┌──

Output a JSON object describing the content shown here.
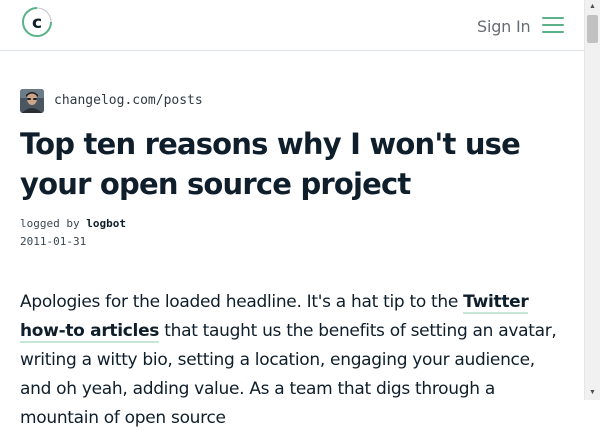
{
  "header": {
    "logo_letter": "c",
    "sign_in_label": "Sign In"
  },
  "post": {
    "source_url": "changelog.com/posts",
    "title": "Top ten reasons why I won't use your open source project",
    "meta": {
      "logged_by_label": "logged by",
      "author": "logbot",
      "date": "2011-01-31"
    },
    "body": {
      "intro": "Apologies for the loaded headline. It's a hat tip to the ",
      "link_text": "Twitter how-to articles",
      "rest": " that taught us the benefits of setting an avatar, writing a witty bio, setting a location, engaging your audience, and oh yeah, adding value. As a team that digs through a mountain of open source"
    }
  },
  "colors": {
    "accent": "#59b287",
    "text": "#0f1e2b"
  }
}
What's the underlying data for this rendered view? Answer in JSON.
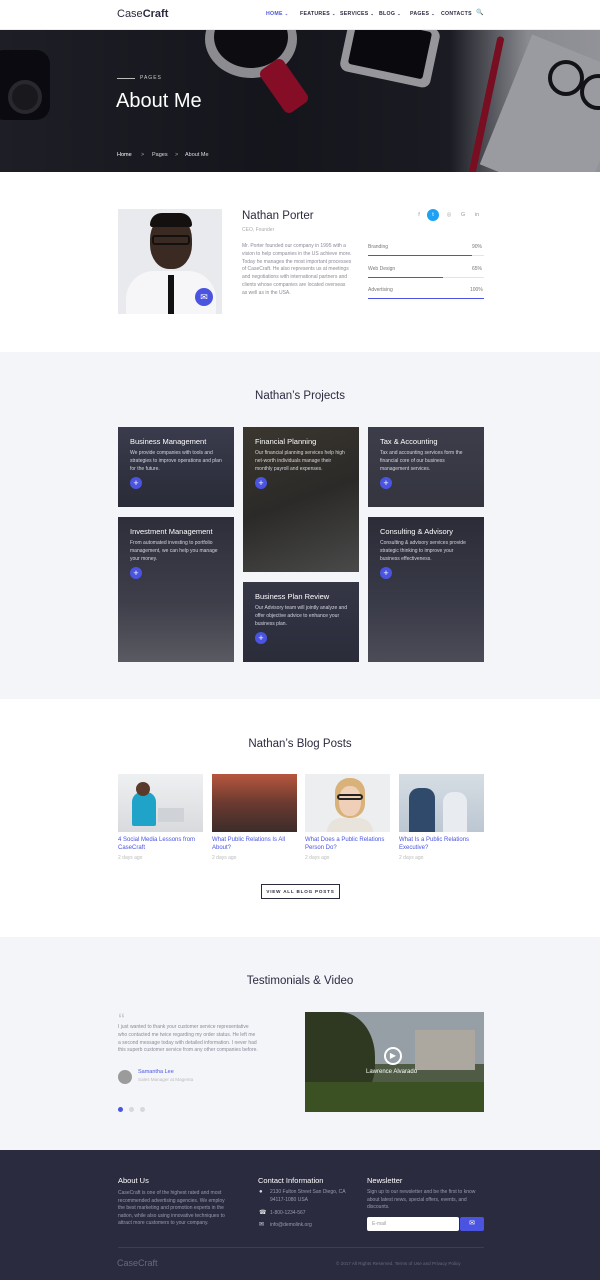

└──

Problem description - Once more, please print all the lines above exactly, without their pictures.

Task solution -
Output a JSON object describing the content shown here.
{
  "header": {
    "logo_letter": "c",
    "sign_in_label": "Sign In"
  },
  "post": {
    "source_url": "changelog.com/posts",
    "title": "Top ten reasons why I won't use your open source project",
    "meta": {
      "logged_by_label": "logged by",
      "author": "logbot",
      "date": "2011-01-31"
    },
    "body": {
      "intro": "Apologies for the loaded headline. It's a hat tip to the ",
      "link_text": "Twitter how-to articles",
      "rest": " that taught us the benefits of setting an avatar, writing a witty bio, setting a location, engaging your audience, and oh yeah, adding value. As a team that digs through a mountain of open source"
    }
  },
  "colors": {
    "accent": "#59b287",
    "text": "#0f1e2b"
  }
}
What's the underlying data for this rendered view? Answer in JSON.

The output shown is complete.